Although the school suffered through fluctuations in enrolment and changes in staff, the efficiency remained high and patriotic activities of the children were keenly met. these included War Savings Certificates, collections of sugar, tea, cash, waste material, aluminium paper and rubber, and the knitting of jumpers.
The war year. Notice that although the photo was obviously taken during cooler weather, many of the boys have no shoes.
Remembering the days…
The Jubilee of Australian’s Federation was celebrated on the 3rd May, 1951 with a series of pageants in the hall commencing at 10.15am. Drill displays were given in the afternoon and a flag was presented to the masses in the yard followed by singing and the presentation of Jubilee medals.
Empire Day was also celebrated on the 24th May, 1951 with the distribution of badges.
The erection of an open air theatre surrounded by lawns and garden was an excellent feature of the school in 1953. Pavement slabs were laid as paths round seats and tables. This delightful facility was enjoyed until 1978 when it fell into disrepair and was removed. The white ants had struck again.

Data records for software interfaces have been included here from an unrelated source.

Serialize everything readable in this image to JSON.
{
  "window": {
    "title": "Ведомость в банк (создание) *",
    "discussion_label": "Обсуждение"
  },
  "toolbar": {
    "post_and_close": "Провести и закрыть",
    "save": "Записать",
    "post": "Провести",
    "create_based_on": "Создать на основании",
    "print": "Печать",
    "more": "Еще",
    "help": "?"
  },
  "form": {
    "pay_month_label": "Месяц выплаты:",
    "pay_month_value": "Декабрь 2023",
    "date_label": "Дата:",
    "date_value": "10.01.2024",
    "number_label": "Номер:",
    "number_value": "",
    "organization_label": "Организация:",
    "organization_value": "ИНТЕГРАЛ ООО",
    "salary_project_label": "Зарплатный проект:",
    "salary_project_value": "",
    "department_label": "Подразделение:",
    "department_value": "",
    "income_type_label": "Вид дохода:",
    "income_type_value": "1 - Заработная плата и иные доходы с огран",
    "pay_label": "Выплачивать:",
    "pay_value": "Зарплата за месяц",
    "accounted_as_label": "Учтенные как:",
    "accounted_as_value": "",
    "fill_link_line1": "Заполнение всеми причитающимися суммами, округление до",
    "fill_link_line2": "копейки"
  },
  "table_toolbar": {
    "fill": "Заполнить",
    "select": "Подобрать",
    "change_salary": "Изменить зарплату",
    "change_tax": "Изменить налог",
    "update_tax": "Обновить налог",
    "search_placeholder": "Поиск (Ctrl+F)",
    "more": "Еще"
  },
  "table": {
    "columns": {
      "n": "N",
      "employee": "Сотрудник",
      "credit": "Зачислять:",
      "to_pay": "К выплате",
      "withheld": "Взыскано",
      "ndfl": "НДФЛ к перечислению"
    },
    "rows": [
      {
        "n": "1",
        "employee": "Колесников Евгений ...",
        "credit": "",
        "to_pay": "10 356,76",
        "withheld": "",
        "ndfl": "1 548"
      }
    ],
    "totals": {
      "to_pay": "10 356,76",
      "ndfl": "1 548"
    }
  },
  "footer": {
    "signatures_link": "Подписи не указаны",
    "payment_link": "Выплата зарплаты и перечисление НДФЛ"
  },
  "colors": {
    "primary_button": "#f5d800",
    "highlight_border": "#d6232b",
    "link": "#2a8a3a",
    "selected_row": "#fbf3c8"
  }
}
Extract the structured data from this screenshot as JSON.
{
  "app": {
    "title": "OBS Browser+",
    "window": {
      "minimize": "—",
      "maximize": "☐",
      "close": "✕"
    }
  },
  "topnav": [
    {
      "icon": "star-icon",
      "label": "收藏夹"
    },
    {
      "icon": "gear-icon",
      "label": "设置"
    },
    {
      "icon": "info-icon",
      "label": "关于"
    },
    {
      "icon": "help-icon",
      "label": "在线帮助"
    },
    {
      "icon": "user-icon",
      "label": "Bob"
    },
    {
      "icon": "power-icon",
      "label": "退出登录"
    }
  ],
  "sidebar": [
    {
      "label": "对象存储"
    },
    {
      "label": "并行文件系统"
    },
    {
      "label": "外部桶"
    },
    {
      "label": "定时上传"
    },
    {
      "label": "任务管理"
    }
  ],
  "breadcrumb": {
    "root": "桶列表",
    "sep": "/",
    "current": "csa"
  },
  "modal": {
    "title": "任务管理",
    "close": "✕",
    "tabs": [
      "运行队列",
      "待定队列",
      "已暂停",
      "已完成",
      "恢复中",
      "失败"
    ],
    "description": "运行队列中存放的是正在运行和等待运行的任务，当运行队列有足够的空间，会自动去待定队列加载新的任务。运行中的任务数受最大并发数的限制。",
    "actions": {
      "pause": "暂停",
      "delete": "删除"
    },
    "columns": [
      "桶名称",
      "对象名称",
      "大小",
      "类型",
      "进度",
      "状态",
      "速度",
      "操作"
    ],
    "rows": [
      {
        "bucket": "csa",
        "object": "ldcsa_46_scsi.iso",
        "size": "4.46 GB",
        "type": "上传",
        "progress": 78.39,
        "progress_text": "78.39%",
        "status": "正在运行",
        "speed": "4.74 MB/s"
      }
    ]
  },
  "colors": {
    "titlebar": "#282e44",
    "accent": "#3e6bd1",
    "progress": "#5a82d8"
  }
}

1954 was to be a high point in the school’s academic and physical education. In this year fourteen children won scholarships, the choir was chosen to take part in the Secondary Schools Music Festival, the football team won the District Premiership, the girls won the basketball, the girls physical training was rated excellent: together with a fine record of Junior Red Cross activities, Gould League membership and collection for the Silver Chain. Parents also showed their appreciation by voluntarily contributing over 200 pounds towards school funds. An interesting feature was the adoption of the Wittenoom Gorge school for the purpose of social educational projects. The senior girls also began using a new Singer sewing machine valued at 40 pounds.
A Memorial library was instituted in 1957 and the West Leederville-Wembley-Floreat Park- Subiaco Branch of the RSL began donating books in memory of deceased ex-servicemen. Prior to this classes had to rely solely on their own individual libraries which were often funded by holding tuckshops organised by the teacher.
Remembering the days…
New school policies were formulated in 1971 to meet the needs of a school population affected by:
- A recent but significant increase in the number of migrant children, which represented 21 different nationalities by 1973.
- Widely differing socio-economic backgrounds from the more favoured localities in the Lake Monger and Wembley areas, to large families housed in small, old timber-type homes with little or no playing space.
- A floating population from the recently constructed high-rise flats along the arterial roads.
“When my three children started at West Leederville in 1971, there were about 250 children enrolled. I can remember a Christmas Pageant when the children had to come in national costume and there were twenty-seven different nationalities represented. The school grounds were quite different too. Outside the Headmaster’s office where you now have lawn, it was all tarmac.”
A new tradition begins
The old school bell made by Metters was situated in the sand area directly in line with the hall door. Due to the constant onslaught of white ants and weather it was brought inside and installed in a place of honour in the hall in 1978. A new tradition began for the Year 7 (now Year 6) students. At the end of their graduation ceremony they now file past and each in turn is given the opportunity to pull the bell rope. This is now the only occasion on which the bell is rung.
The first school tuck shop opened in 1971 under Mrs Uhe and still functions as a canteen today.